Have you ever wondered why a small dent on your relatively new car might result in such a huge sum of money to repair? Well that’s because the materials used and the added technologies in newer vehicles are increasing the cost and repair time, according to Autocar.
New cars are now packed with technology that uses ultrasonic sensors, radar and cameras, often located in places that are vulnerable to impacts, like the rear for example, where it is more prone to accidents. It’s fitted to cars that may be constructed from up to 20 different types of material (various strengths and gauges of steel and aluminium, for example, as well as carbonfibre and other composites, which can be welded, riveted and glued or otherwise bonded together).
All of these technologies and materials are expensive to replace or repair, leading the motor insurance industry to fear that the ‘tipping point’ in a car’s life cycle – when a vehicle no longer becomes affordable to repair and is declared a write-off – is arriving earlier than ever before.
For instance, while a dent on your Volvo XC90 bumper might look minor, you can’t simply patch them up because the extra layers of paint and filler will affect the calibrations or performance of the sensors fitted to it. You’ll end up having to replace the whole bumper and if bumper is replaced, the sensors must be coded to the vehicle and then calibrated as well. These adds up to the hefty cost of your small dent.

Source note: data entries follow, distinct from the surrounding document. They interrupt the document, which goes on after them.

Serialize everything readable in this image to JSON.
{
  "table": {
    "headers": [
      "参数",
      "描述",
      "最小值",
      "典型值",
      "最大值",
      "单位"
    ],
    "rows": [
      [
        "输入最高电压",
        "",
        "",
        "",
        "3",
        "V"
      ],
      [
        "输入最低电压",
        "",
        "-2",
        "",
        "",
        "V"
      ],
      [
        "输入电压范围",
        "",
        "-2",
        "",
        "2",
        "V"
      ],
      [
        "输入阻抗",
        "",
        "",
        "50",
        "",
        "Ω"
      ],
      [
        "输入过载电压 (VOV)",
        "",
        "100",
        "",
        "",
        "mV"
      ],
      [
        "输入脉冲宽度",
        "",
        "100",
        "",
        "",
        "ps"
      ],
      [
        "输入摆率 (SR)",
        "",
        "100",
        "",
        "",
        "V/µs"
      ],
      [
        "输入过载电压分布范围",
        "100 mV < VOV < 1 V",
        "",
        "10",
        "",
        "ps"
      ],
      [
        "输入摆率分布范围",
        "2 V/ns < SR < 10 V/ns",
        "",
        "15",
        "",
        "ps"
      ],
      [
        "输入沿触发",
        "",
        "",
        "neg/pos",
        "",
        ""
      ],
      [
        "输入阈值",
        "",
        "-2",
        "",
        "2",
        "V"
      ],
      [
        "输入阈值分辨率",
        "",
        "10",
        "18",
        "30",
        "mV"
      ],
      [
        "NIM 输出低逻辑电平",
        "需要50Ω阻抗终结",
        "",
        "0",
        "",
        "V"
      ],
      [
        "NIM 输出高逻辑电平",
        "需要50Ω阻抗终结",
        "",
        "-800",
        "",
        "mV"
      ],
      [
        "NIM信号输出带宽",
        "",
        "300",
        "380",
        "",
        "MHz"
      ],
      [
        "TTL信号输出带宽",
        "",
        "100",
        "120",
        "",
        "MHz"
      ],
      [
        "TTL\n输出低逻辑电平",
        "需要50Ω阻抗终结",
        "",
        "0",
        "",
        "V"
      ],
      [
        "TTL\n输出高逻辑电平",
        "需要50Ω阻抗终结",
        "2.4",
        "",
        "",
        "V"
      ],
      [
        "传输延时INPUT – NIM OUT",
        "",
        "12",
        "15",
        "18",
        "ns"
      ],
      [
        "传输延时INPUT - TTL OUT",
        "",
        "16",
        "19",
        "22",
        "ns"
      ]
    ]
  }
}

“Years ago, cars were all of similar construction, but not any more,” says Malcolm Neil, from claims management firm Inter-est.
“You can’t just chop out damaged panels on a modern car, because you might cut through a sensor or its wires. For example, to replace the front wing on the current BMW 5 Series takes three times longer than on its predecessor, because first you’ve got to strip out the whole bootlid and disconnect all sorts of ECUs and batteries in it.”

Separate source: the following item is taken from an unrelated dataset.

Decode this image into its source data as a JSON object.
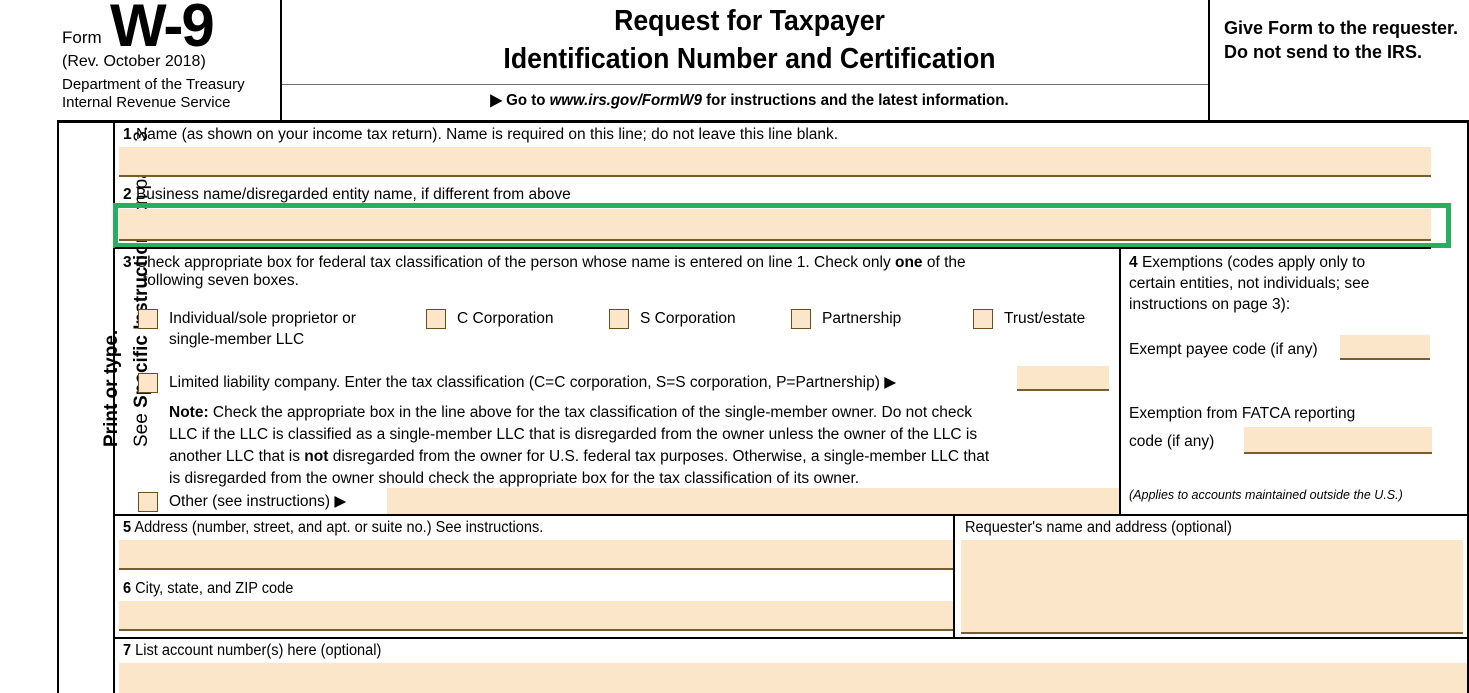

The increasing amount of complexity in your vehicles is also the reason why body shops are taking a longer time to repair cars and charging more to do so as a result, forcing insurers to write-off some cars that are still relatively young.
“Training organisations, body shops and all those in the independent sector can’t keep pace with the speed of change in vehicle technology,” says Jason Moseley, executive director of the National Association of Bodyshops. “For example, there’s more computer code in a current Mercedes-Benz S-Class than in a Boeing Dreamliner.”